It will be recalled that the credit standing of the Morans with Petrophil Corporation was involved, which fact, more than anything, displeased them, to say the least. On demand of petitioners that their names be cleared, the bank considered it more prudent to send the letter. It never realized that it would thereafter be used by petitioners as one of the bases of their legal action. It will be noted that there was no reason for the bank to send the letter to Petrophil Corporation since the latter was not a client nor was it demanding any explanation. Clearly, therefore, the letter was merely intended to accommodate the request of the Morans and was part of the series of damage-control measures taken by the bank to placate petitioners.

Respondent Court of Appeals perceptively observed that "all these somehow pacified plaintiffs-appellants (herein petitioners) for they did not thereafter take immediate punitive action against the defendant-appellee (herein private respondent). As pointed out by the court a quo, it took plaintiffs-appellants about six (6) months after the dishonor of the checks to demand that defendant-appellee pay them P1,000,000.00 as damages. At that time, plaintiffs-appellants had discovered the letter of Mr. Diaz attributing the dishonor of their checks to 'operational error'. The attempt to unduly ride on the letter of Mr. Diaz speaks for itself." 36

On the above premises which irresistibly commend themselves to our acceptance, we find no cogent and sufficient to award actual, moral, or exemplary damages to petitioners. Although we take judicial notice of the fact that there is a fiduciary relationship between a bank and its depositors, as well as the extent of diligence expected of it in handling the accounts entrusted to its care, 37 the bank may not be held responsible for such damages in the absence of fraud, bad faith, malice, or wanton attitude. 38

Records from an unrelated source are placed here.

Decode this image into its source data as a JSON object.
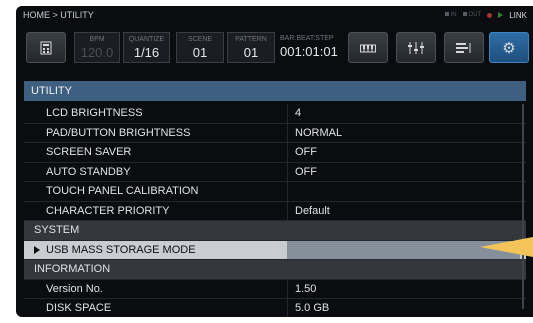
{
  "breadcrumb": "HOME > UTILITY",
  "status": {
    "in_label": "IN",
    "out_label": "OUT",
    "link_label": "LINK"
  },
  "toolbar": {
    "bpm": {
      "label": "BPM",
      "value": "120.0"
    },
    "quantize": {
      "label": "QUANTIZE",
      "value": "1/16"
    },
    "scene": {
      "label": "SCENE",
      "value": "01"
    },
    "pattern": {
      "label": "PATTERN",
      "value": "01"
    },
    "bar_beat_step": {
      "label": "BAR:BEAT:STEP",
      "value": "001:01:01"
    },
    "icons": [
      "calculator-icon",
      "keyboard-icon",
      "mixer-icon",
      "sequence-icon",
      "gear-icon"
    ]
  },
  "section_title": "UTILITY",
  "rows": [
    {
      "name": "LCD BRIGHTNESS",
      "value": "4"
    },
    {
      "name": "PAD/BUTTON BRIGHTNESS",
      "value": "NORMAL"
    },
    {
      "name": "SCREEN SAVER",
      "value": "OFF"
    },
    {
      "name": "AUTO STANDBY",
      "value": "OFF"
    },
    {
      "name": "TOUCH PANEL CALIBRATION",
      "value": ""
    },
    {
      "name": "CHARACTER PRIORITY",
      "value": "Default"
    }
  ],
  "system_header": "SYSTEM",
  "selected_row": {
    "name": "USB MASS STORAGE MODE",
    "value": ""
  },
  "information_header": "INFORMATION",
  "info_rows": [
    {
      "name": "Version No.",
      "value": "1.50"
    },
    {
      "name": "DISK SPACE",
      "value": "5.0 GB"
    }
  ],
  "colors": {
    "accent_blue": "#3f5f80",
    "active_button": "#2f6da6",
    "pointer": "#f2c45a"
  }
}
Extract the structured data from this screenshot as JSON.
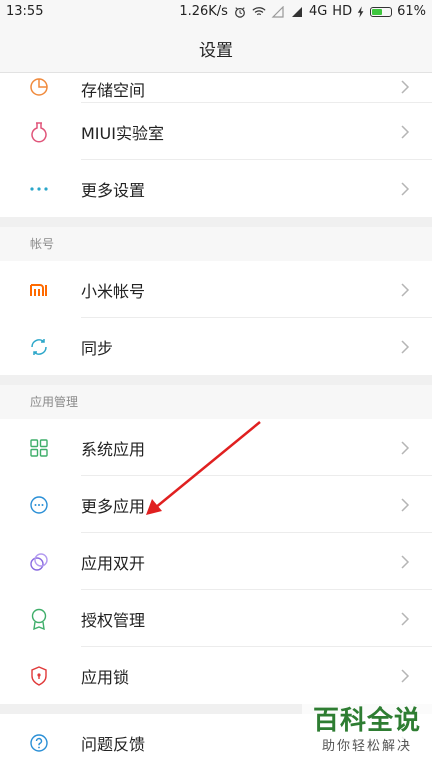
{
  "status": {
    "time": "13:55",
    "speed": "1.26K/s",
    "network": "4G",
    "hd": "HD",
    "battery": "61%",
    "battery_level": 0.61
  },
  "header": {
    "title": "设置"
  },
  "groups": [
    {
      "items": [
        {
          "label": "存储空间",
          "icon": "storage-icon"
        },
        {
          "label": "MIUI实验室",
          "icon": "lab-icon"
        },
        {
          "label": "更多设置",
          "icon": "more-dots-icon"
        }
      ]
    },
    {
      "header": "帐号",
      "items": [
        {
          "label": "小米帐号",
          "icon": "mi-account-icon"
        },
        {
          "label": "同步",
          "icon": "sync-icon"
        }
      ]
    },
    {
      "header": "应用管理",
      "items": [
        {
          "label": "系统应用",
          "icon": "grid-icon"
        },
        {
          "label": "更多应用",
          "icon": "more-apps-icon"
        },
        {
          "label": "应用双开",
          "icon": "dual-apps-icon"
        },
        {
          "label": "授权管理",
          "icon": "permission-icon"
        },
        {
          "label": "应用锁",
          "icon": "app-lock-icon"
        }
      ]
    },
    {
      "items": [
        {
          "label": "问题反馈",
          "icon": "feedback-icon"
        }
      ]
    }
  ],
  "watermark": {
    "main": "百科全说",
    "sub": "助你轻松解决"
  },
  "colors": {
    "accent_red": "#e02020",
    "storage": "#f08a3c",
    "lab": "#e0557a",
    "dots": "#2aa6c9",
    "mi": "#ff6a00",
    "sync": "#2aa6c9",
    "grid": "#3fae6a",
    "more_apps": "#2a8fd6",
    "dual": "#8a6be0",
    "permission": "#3fae6a",
    "lock": "#e03a3a",
    "feedback": "#2a8fd6"
  }
}
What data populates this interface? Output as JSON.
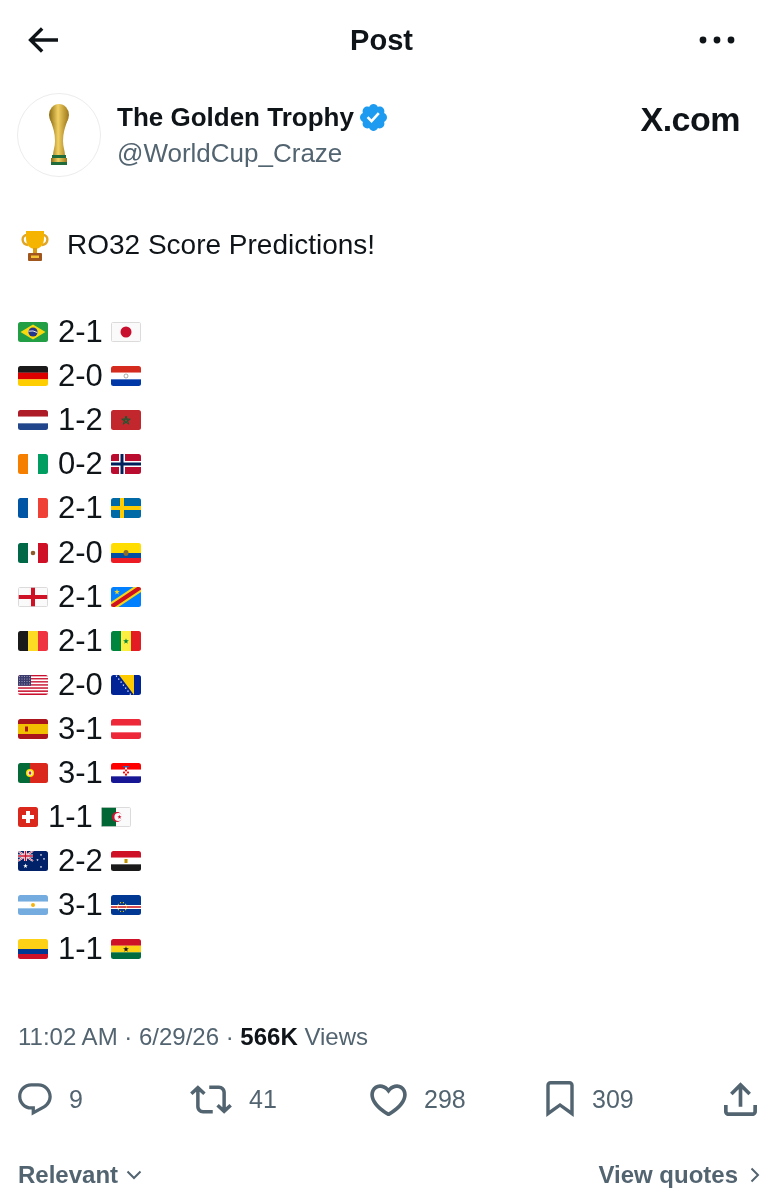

WHEREFORE, finding no reversible error in the judgment appealed from, the same is hereby AFFIRMED, with costs against petitioners.


Narvasa, C.J., Padilla, Nocon and Puno, JJ., concur.